Every law enforcement officer knows the feelings I'm about to describe. Few other professions experience the emotions I'm about to reveal. Nurses, doctors, morticians and maybe a hose-dragger or two, are able to relate to what I'm about to say.
We are constantly surrounded by death. The dead, the dying, the use-to-be. We gun-toters lean toward cynical, mechanical, calloused when it comes to death. We accept it for what it is...a part of life. We take no pleasure in the loss of life, but we also feel unattached to the "normal" emotions that humans typically feel when we witness it. That is of course, until the chilly fingers of death touch someone we care about.

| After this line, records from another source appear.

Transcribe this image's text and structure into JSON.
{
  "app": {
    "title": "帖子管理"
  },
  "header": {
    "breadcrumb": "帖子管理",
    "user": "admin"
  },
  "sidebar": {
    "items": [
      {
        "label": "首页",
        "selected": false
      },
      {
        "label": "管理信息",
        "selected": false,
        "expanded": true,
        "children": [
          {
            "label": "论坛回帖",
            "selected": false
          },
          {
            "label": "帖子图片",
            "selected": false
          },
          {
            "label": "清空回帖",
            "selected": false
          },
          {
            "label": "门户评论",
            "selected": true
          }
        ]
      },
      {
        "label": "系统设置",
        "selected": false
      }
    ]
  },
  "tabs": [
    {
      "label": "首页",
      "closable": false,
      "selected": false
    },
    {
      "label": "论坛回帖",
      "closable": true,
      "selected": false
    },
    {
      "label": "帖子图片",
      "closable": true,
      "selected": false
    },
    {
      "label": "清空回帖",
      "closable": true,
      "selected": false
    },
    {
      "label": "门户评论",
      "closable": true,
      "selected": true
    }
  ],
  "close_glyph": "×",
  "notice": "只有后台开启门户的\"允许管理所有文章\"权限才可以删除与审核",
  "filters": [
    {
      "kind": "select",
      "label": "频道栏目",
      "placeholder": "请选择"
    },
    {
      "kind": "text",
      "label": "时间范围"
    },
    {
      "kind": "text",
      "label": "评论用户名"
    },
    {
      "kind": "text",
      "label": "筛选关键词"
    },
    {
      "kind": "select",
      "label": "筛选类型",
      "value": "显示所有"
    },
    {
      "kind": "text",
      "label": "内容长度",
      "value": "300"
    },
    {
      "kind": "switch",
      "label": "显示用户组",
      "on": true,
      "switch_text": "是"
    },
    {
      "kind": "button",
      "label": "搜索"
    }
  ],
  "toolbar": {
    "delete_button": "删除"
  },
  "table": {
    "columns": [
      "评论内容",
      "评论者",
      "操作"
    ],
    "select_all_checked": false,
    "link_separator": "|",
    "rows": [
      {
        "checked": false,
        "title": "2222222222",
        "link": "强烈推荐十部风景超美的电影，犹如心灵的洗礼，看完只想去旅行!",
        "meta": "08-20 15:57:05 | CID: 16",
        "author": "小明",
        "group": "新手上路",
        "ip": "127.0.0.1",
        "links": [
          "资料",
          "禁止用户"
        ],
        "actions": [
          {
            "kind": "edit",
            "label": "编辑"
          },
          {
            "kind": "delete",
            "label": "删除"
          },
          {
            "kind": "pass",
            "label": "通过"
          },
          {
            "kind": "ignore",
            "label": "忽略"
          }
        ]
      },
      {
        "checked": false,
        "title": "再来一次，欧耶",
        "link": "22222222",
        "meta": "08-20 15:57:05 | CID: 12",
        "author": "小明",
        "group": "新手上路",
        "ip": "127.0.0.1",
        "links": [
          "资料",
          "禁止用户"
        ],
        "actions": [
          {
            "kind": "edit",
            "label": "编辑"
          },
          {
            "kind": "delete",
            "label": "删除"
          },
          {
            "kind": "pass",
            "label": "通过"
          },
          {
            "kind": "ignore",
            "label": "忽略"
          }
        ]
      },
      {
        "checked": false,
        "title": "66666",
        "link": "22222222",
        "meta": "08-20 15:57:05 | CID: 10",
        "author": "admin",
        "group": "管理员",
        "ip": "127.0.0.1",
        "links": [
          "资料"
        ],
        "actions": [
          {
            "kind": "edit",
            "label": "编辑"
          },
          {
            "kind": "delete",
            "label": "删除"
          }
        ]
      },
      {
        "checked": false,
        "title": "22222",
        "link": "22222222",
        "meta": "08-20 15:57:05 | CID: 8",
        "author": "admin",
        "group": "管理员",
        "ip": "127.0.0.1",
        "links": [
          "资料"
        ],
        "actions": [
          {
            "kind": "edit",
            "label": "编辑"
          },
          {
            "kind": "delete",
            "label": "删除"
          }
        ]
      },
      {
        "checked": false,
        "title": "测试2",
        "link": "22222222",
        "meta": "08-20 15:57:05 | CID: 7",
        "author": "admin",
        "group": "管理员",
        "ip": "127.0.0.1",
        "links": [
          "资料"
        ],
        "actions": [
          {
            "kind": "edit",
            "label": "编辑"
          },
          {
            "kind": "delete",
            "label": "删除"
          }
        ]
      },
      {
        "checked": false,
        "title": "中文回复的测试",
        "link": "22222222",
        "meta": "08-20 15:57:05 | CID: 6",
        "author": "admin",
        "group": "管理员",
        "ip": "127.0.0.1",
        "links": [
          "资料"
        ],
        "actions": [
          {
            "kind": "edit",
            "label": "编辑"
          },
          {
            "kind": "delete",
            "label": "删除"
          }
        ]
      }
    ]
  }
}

When the inevitable happens...we feel way too much. Every nerve fiber in our bodies are on overdrive, every sensory skill tasked to the threshold, every muscle in our jaw clinches to near teeth-breaking strength. And then we collapse into nothingness. Drained of our tears, we lay fragile, broken, spent.
We will eventually recover, but we won't ever be the same. Death (of any kind) hurts. It may be the end of a long term relationship. Or the end of a marriage. It may be the end of a friendship or the end of a career. It may be the loss of a four-legged friend or the loss of mobility or youth.
Any loss, death or otherwise, changes who you are and who you thought you were. It makes you stop, if only for a moment and consider what's important. Death does something else...it sweetens the memories for the ones left behind; for that, I'm grateful.